The Waverley West Arterial Roads Project (WWARP) extends Kenaston Boulevard to the Perimeter Highway, relieving congestion on adjacent arterial routes, servicing the new Waverley West neighbourhoods, and creating a new north-south arterial route in southwest Winnipeg.
Kenaston Boulevard was designated an economic route within the City of Winnipeg, Capital, Region and Province of Manitoba. It also provides access to new residential and commercial zones within the Waverley West neighbourhoods and, as a result, provides service to high volumes of commuter traffic.
This complex, multi-disciplinary project had unique design aspects that were considered in the delivery of this project. The tri-level government funded project was split into three parts to be able to quickly get key pieces of infrastructure built first and to stage design and construction such that the schedule could be met. This paper and presentation will focus on Part III, the largest of the parts.
Geometric design is key to every new transportation infrastructure project, and each has its own challenges. The paper will focus on the specific issues tackled on WWARP Part III, how current standards were applied, designs refined, and innovative ideas used to design and construct a safe, high speed arterial to modern standards.
The WWARP project as a whole is comprised of over 40 lane-kilometres of high speed roadway connecting Kenaston Boulevard to P.T.H. 100, including a 105 m fly-over structure, the first of its kind in Winnipeg. Geometric topics to be covered will include the following:

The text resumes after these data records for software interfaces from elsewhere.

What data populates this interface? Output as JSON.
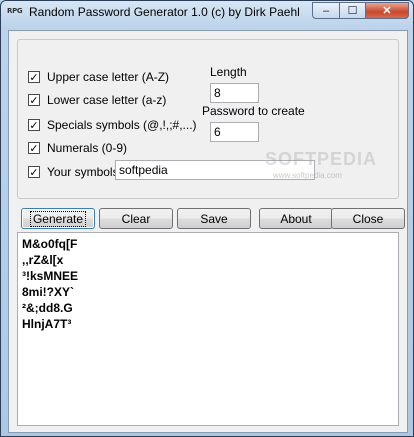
{
  "window": {
    "icon_text": "RPG",
    "title": "Random Password Generator 1.0 (c) by Dirk Paehl",
    "controls": {
      "minimize": "–",
      "maximize": "☐",
      "close": "✕"
    }
  },
  "options": {
    "upper": {
      "label": "Upper case letter (A-Z)",
      "checked": true
    },
    "lower": {
      "label": "Lower case letter (a-z)",
      "checked": true
    },
    "specials": {
      "label": "Specials symbols (@,!,;#,...)",
      "checked": true
    },
    "numerals": {
      "label": "Numerals (0-9)",
      "checked": true
    },
    "your_symbols": {
      "label": "Your symbols",
      "checked": true,
      "value": "softpedia"
    }
  },
  "length": {
    "label": "Length",
    "value": "8"
  },
  "count": {
    "label": "Password to create",
    "value": "6"
  },
  "buttons": {
    "generate": "Generate",
    "clear": "Clear",
    "save": "Save",
    "about": "About",
    "close": "Close"
  },
  "output": {
    "lines": [
      "M&o0fq[F",
      ",,rZ&l[x",
      "³!ksMNEE",
      "8mi!?XY`",
      "²&;dd8.G",
      "HlnjA7T³"
    ]
  },
  "watermark": {
    "text": "SOFTPEDIA",
    "sub": "www.softpedia.com"
  },
  "check_glyph": "✓"
}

Intersection sight distance with curvilinear high speed roadways.
One-way pair arterial around a planned “Town Centre”.
Use of Smart Channels versus conventional right turn channelization.
Challenges of an overpass structure with a vertical and horizontal curve re sight distance.
Design refinement to move obstructions out of the clear zone.
The value of Value Engineering and Safety Audits in geometric design reviews.
Construction staging and temporary pavement – lessons in superelevation.
Ramp geometry re driver expectation and standardization.

The paper and presentation will provide real world examples of challenges faced when translating standards and guidelines on paper, onto pavement in the field. The safety of road users is of utmost importance and good geometric design is key to building a facility that protects users, yet at the same time allows for efficient movement.

Conference Paper Details

Session title:
Geometric Design – Lessons Learned: Linkages Between Design Standards and Road Safety
Wiebe, D.
Geometric design